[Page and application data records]
Content starts

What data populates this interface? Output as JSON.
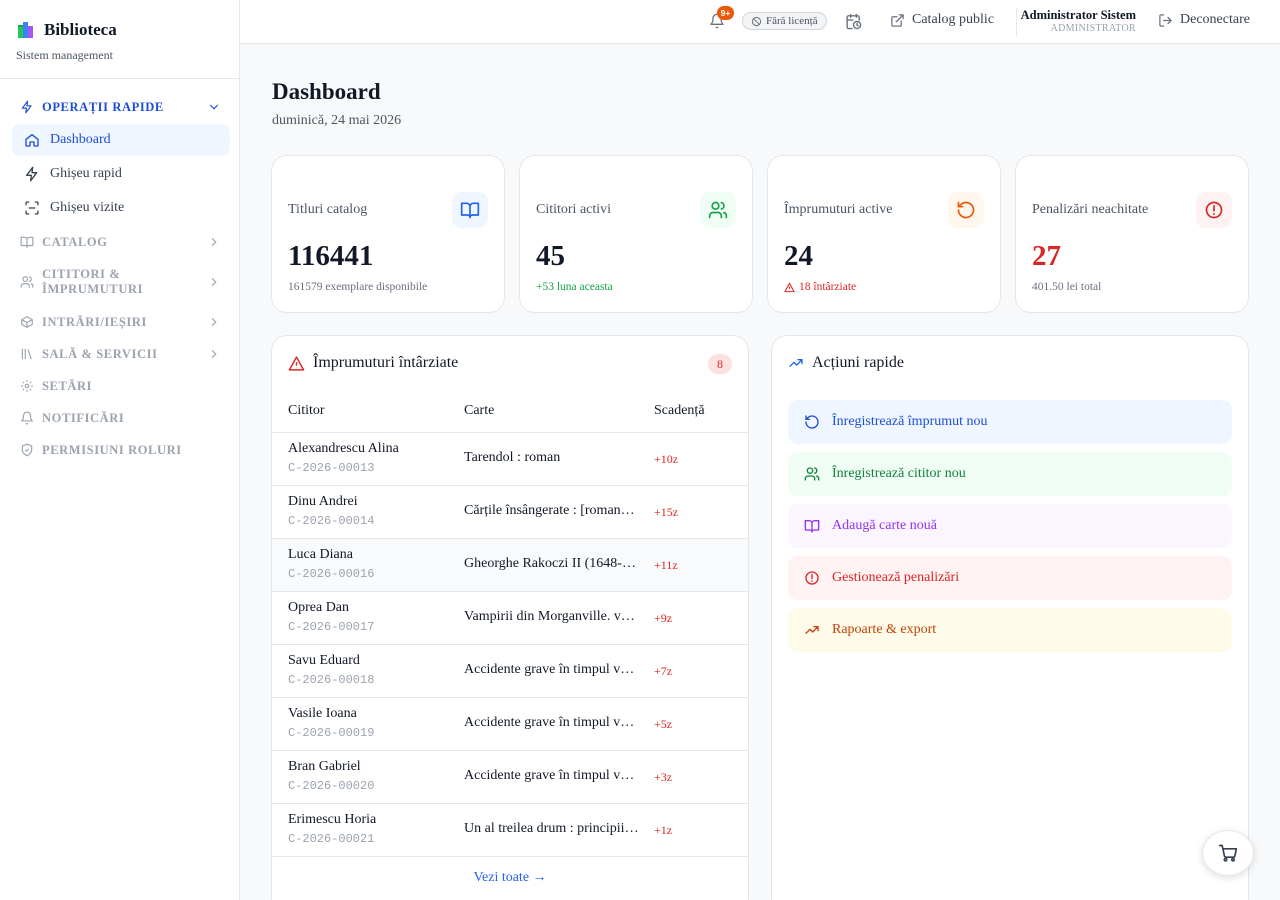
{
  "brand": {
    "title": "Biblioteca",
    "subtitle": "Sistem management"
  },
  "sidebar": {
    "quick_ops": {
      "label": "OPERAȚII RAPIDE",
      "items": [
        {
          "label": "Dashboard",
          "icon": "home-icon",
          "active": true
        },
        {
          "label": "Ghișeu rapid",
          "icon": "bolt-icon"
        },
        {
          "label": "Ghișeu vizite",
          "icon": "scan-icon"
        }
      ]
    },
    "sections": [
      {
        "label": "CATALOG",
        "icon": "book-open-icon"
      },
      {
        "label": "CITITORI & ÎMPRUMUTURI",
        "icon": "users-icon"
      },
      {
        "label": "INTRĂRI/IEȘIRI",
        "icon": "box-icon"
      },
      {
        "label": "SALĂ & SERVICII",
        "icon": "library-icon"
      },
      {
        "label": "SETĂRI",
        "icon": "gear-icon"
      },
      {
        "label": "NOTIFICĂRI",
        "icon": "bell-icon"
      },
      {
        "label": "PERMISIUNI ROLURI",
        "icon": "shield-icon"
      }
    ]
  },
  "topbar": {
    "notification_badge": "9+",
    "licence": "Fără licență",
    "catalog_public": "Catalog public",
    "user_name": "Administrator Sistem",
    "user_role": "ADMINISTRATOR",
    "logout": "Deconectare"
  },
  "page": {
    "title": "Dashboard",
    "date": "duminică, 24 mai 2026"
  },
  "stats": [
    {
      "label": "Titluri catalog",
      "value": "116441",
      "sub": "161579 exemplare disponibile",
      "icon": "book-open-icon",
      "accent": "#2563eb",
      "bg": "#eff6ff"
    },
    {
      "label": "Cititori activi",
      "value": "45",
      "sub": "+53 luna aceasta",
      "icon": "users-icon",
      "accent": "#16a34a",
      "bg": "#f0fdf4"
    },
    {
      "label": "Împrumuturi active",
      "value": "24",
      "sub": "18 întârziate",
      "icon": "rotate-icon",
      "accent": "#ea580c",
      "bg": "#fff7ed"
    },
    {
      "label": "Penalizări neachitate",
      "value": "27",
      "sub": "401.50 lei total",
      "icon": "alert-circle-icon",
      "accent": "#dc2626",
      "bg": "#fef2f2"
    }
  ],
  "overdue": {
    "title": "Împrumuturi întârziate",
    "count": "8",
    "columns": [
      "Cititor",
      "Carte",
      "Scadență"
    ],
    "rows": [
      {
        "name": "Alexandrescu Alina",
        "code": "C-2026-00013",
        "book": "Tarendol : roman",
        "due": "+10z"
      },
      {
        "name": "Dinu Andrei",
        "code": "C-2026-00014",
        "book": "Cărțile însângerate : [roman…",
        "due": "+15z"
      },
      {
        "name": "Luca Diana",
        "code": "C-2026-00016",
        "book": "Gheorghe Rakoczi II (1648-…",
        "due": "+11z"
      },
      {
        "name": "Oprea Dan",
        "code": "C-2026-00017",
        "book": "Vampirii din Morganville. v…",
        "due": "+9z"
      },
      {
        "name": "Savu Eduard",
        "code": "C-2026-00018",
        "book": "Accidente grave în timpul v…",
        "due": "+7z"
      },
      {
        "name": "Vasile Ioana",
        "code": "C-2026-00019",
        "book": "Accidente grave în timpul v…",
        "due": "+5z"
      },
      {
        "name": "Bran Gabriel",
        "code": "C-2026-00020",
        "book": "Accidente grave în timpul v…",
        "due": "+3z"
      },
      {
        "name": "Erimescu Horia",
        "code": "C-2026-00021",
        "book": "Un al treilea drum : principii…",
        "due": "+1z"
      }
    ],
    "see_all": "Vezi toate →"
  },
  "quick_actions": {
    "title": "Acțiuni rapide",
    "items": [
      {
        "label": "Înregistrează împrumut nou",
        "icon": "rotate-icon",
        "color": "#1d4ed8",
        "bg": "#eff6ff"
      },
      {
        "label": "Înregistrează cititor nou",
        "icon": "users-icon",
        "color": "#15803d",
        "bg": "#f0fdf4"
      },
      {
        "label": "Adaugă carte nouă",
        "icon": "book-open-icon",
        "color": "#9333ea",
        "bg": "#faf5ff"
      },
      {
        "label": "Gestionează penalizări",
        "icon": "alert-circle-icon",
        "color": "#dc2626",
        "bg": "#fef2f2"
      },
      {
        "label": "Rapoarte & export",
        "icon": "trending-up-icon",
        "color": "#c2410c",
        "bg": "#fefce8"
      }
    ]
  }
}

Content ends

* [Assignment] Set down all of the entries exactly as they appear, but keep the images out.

* [Exercise solution]
What data populates this interface? Output as JSON.
{
  "brand": {
    "title": "Biblioteca",
    "subtitle": "Sistem management"
  },
  "sidebar": {
    "quick_ops": {
      "label": "OPERAȚII RAPIDE",
      "items": [
        {
          "label": "Dashboard",
          "icon": "home-icon",
          "active": true
        },
        {
          "label": "Ghișeu rapid",
          "icon": "bolt-icon"
        },
        {
          "label": "Ghișeu vizite",
          "icon": "scan-icon"
        }
      ]
    },
    "sections": [
      {
        "label": "CATALOG",
        "icon": "book-open-icon"
      },
      {
        "label": "CITITORI & ÎMPRUMUTURI",
        "icon": "users-icon"
      },
      {
        "label": "INTRĂRI/IEȘIRI",
        "icon": "box-icon"
      },
      {
        "label": "SALĂ & SERVICII",
        "icon": "library-icon"
      },
      {
        "label": "SETĂRI",
        "icon": "gear-icon"
      },
      {
        "label": "NOTIFICĂRI",
        "icon": "bell-icon"
      },
      {
        "label": "PERMISIUNI ROLURI",
        "icon": "shield-icon"
      }
    ]
  },
  "topbar": {
    "notification_badge": "9+",
    "licence": "Fără licență",
    "catalog_public": "Catalog public",
    "user_name": "Administrator Sistem",
    "user_role": "ADMINISTRATOR",
    "logout": "Deconectare"
  },
  "page": {
    "title": "Dashboard",
    "date": "duminică, 24 mai 2026"
  },
  "stats": [
    {
      "label": "Titluri catalog",
      "value": "116441",
      "sub": "161579 exemplare disponibile",
      "icon": "book-open-icon",
      "accent": "#2563eb",
      "bg": "#eff6ff"
    },
    {
      "label": "Cititori activi",
      "value": "45",
      "sub": "+53 luna aceasta",
      "icon": "users-icon",
      "accent": "#16a34a",
      "bg": "#f0fdf4"
    },
    {
      "label": "Împrumuturi active",
      "value": "24",
      "sub": "18 întârziate",
      "icon": "rotate-icon",
      "accent": "#ea580c",
      "bg": "#fff7ed"
    },
    {
      "label": "Penalizări neachitate",
      "value": "27",
      "sub": "401.50 lei total",
      "icon": "alert-circle-icon",
      "accent": "#dc2626",
      "bg": "#fef2f2"
    }
  ],
  "overdue": {
    "title": "Împrumuturi întârziate",
    "count": "8",
    "columns": [
      "Cititor",
      "Carte",
      "Scadență"
    ],
    "rows": [
      {
        "name": "Alexandrescu Alina",
        "code": "C-2026-00013",
        "book": "Tarendol : roman",
        "due": "+10z"
      },
      {
        "name": "Dinu Andrei",
        "code": "C-2026-00014",
        "book": "Cărțile însângerate : [roman…",
        "due": "+15z"
      },
      {
        "name": "Luca Diana",
        "code": "C-2026-00016",
        "book": "Gheorghe Rakoczi II (1648-…",
        "due": "+11z"
      },
      {
        "name": "Oprea Dan",
        "code": "C-2026-00017",
        "book": "Vampirii din Morganville. v…",
        "due": "+9z"
      },
      {
        "name": "Savu Eduard",
        "code": "C-2026-00018",
        "book": "Accidente grave în timpul v…",
        "due": "+7z"
      },
      {
        "name": "Vasile Ioana",
        "code": "C-2026-00019",
        "book": "Accidente grave în timpul v…",
        "due": "+5z"
      },
      {
        "name": "Bran Gabriel",
        "code": "C-2026-00020",
        "book": "Accidente grave în timpul v…",
        "due": "+3z"
      },
      {
        "name": "Erimescu Horia",
        "code": "C-2026-00021",
        "book": "Un al treilea drum : principii…",
        "due": "+1z"
      }
    ],
    "see_all": "Vezi toate →"
  },
  "quick_actions": {
    "title": "Acțiuni rapide",
    "items": [
      {
        "label": "Înregistrează împrumut nou",
        "icon": "rotate-icon",
        "color": "#1d4ed8",
        "bg": "#eff6ff"
      },
      {
        "label": "Înregistrează cititor nou",
        "icon": "users-icon",
        "color": "#15803d",
        "bg": "#f0fdf4"
      },
      {
        "label": "Adaugă carte nouă",
        "icon": "book-open-icon",
        "color": "#9333ea",
        "bg": "#faf5ff"
      },
      {
        "label": "Gestionează penalizări",
        "icon": "alert-circle-icon",
        "color": "#dc2626",
        "bg": "#fef2f2"
      },
      {
        "label": "Rapoarte & export",
        "icon": "trending-up-icon",
        "color": "#c2410c",
        "bg": "#fefce8"
      }
    ]
  }
}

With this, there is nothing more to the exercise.